The Building Societies Association welcomed the move, but agreed with the FCA that CCDS should only be sold to those investors who understand the risk and as a modest part of a portfolio - the rules specify a maximum of 10 per cent of net investable assets.

Robin Fieth, chief executive of the BSA, said: “I do not expect to see a queue forming to issue these instruments immediately, however this is a crucial addition to the capital tool-kit for customer-owned organisations like building societies.”

The Ecology Building Society is one of several smaller societies looking to take advantage and is currently working to establish a marketing process for such instruments.

Chief executive Paul Ellis told FTAdviser that this is a route to capital for smaller societies, particularly for those only looking for a few million pounds. “We will look to do a limited issue to retail investors, we’re keen to do this properly, so will go to institutions first.”
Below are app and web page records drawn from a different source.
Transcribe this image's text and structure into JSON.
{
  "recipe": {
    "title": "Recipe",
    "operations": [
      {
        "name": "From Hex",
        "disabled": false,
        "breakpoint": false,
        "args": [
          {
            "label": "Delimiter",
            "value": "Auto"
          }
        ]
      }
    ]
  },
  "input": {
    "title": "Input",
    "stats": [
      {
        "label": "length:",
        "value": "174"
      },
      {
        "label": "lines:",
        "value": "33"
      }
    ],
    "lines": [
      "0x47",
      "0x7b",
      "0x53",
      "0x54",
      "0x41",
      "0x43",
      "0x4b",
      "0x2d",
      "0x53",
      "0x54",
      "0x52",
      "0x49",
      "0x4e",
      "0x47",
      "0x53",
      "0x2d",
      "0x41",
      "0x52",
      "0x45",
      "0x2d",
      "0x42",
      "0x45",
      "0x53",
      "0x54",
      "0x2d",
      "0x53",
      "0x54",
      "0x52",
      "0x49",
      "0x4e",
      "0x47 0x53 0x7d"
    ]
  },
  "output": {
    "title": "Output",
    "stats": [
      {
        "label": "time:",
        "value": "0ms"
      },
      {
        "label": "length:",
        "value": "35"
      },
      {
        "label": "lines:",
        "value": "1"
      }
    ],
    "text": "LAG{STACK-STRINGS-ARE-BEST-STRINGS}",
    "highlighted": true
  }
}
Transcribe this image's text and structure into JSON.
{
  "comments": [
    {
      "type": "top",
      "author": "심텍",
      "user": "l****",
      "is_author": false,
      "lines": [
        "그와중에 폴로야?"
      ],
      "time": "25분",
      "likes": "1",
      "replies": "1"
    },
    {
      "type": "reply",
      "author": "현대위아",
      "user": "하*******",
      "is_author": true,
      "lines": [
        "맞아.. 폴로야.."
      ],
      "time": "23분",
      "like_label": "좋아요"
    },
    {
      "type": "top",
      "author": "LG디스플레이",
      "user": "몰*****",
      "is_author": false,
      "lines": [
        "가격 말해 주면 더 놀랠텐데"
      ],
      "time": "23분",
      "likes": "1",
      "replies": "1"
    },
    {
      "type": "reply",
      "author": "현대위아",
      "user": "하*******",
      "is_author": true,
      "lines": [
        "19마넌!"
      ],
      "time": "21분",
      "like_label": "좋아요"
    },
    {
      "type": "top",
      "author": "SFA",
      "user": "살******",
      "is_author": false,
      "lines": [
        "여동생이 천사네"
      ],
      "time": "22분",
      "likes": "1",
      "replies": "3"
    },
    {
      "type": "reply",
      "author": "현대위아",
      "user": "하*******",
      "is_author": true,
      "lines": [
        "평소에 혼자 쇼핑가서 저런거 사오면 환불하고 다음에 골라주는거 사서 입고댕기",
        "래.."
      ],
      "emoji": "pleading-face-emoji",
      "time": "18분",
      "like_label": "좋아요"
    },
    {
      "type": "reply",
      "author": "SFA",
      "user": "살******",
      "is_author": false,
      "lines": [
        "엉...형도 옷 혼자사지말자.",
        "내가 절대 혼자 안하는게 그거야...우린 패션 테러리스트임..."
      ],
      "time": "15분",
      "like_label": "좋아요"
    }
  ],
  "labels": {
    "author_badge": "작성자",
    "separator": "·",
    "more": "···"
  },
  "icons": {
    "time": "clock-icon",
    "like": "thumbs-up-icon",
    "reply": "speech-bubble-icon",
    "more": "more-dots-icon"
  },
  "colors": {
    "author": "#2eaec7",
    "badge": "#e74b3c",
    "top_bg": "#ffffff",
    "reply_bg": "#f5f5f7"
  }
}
Ashraf Piranie, finance director at the Nottingham Building Society, explained that while they are well-capitalised, there are around £25m worth of ‘permanent interest bearing shares’ on the balance book.

These fixed-interest securities become perpetual subordinated bonds if their issuer demutualises and were used by building societies in the way public limited companies use preference shares.

Up until the 2008 financial crisis they were counted as capital, but with the introduction of Basel III rules across the EU, capital had to be loss absorbing and they are now gradually being phased out.

Mr Piranie explained that those who still own PIBS can replace them with CCDS, which will be crucial for societies which over the last few years have only been able to raise money organically through their own profits.

Keith Barber, director of business development at the Family Building Society, agreed that the changes will be of great benefit to those less well capitalised societies. “However, on this I don’t agree with sale to retail investors, as I think there’s a potential for mis-buying amongst unsophisticated investors.”